O hero-life that lit us like the sun!

O hero-words that glittered like the stars

And stood and shone above the gloomy wars

When the hero-life was done!

— From "The Dying Words of Stonewall Jackson" by Sidney Lanier

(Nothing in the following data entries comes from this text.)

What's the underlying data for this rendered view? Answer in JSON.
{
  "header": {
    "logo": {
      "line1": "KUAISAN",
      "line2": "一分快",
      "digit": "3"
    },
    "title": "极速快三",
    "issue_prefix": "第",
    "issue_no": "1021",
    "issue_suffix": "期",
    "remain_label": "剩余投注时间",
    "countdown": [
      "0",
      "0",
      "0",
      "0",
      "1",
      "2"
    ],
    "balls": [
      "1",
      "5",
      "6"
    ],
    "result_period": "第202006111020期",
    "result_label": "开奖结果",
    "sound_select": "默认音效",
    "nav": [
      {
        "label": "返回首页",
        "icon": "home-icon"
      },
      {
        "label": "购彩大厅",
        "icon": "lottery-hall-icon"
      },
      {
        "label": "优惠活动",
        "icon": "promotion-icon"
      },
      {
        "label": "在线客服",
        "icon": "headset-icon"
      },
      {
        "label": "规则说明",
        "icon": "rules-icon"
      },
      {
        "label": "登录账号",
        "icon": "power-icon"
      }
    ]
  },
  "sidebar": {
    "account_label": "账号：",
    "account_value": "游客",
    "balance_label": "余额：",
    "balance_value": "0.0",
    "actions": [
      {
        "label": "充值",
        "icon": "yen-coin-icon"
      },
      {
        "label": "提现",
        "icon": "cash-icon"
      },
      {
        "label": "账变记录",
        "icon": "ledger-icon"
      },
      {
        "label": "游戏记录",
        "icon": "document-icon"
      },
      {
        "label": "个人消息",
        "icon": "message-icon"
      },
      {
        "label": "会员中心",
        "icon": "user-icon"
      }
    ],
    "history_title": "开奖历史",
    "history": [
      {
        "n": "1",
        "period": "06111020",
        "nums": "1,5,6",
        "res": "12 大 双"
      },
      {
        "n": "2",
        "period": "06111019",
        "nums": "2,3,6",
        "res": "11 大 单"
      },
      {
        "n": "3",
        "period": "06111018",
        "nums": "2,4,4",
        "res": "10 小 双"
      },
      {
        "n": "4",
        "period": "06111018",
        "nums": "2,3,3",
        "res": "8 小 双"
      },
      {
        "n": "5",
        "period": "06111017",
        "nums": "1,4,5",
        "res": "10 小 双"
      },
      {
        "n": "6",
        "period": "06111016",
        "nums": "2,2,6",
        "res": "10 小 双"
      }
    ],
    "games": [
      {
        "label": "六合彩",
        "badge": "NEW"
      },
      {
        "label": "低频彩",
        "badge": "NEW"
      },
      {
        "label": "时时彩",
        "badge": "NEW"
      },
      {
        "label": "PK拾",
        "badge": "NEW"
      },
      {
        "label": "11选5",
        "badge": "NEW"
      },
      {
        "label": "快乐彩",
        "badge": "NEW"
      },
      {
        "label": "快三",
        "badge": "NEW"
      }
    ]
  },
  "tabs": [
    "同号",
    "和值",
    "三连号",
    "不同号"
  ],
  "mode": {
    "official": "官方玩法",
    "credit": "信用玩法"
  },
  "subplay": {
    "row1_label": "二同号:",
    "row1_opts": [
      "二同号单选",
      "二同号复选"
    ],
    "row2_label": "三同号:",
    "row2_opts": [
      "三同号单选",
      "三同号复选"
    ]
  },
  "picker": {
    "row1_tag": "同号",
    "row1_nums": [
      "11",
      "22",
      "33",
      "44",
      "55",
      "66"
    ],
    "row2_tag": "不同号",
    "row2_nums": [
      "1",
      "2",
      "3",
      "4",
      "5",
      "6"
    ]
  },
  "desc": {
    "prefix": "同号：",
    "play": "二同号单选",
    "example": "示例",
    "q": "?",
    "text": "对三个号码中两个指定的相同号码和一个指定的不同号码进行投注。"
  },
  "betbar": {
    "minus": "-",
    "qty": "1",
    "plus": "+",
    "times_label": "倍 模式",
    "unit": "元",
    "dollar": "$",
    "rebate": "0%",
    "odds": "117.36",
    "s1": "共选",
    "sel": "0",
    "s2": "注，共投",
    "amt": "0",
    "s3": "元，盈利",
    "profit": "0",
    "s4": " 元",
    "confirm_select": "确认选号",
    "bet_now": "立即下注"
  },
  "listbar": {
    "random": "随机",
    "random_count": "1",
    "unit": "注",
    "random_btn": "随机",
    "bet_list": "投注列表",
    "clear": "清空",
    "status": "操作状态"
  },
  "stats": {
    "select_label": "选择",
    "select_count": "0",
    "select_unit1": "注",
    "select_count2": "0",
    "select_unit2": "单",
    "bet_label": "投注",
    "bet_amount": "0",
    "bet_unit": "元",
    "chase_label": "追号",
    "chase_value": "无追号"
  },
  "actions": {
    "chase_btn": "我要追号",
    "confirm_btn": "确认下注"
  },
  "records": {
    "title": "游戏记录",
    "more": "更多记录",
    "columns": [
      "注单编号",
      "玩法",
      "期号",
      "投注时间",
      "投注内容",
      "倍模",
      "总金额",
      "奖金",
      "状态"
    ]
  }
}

Algernon Sidney Buford: A Virginia businessman, state legislator and attorney, Buford enlisted in the Confederate States Army in 1861 after the state's passage of secession and was briefly assigned to the Army of Northern Virginia, according to the Old West End National Historic District website. Pittsylvania County voters that fall elected him to the state House of Delegates where he served until the end of the war. While Buford was a member of the House, Gov. John Letcher commissioned him as a lieutenant colonel for support for soldiers in the field. Following the war, Buford became president of the Richmond and Danville Railroad for 22 years, expanding the line to some 3,300 miles of track in Virginia, Georgia, Tennessee, North Carolina, South Carolina, Alabama, Mississippi, Arkansas and Texas. It formed the basis for the Southern Railway System created in 1894. The City of Buford notes on its website that the town was named after Buford, who was also president of the Atlanta and Richmond Air-Line Railroad, and that Buford Dam was named after the town.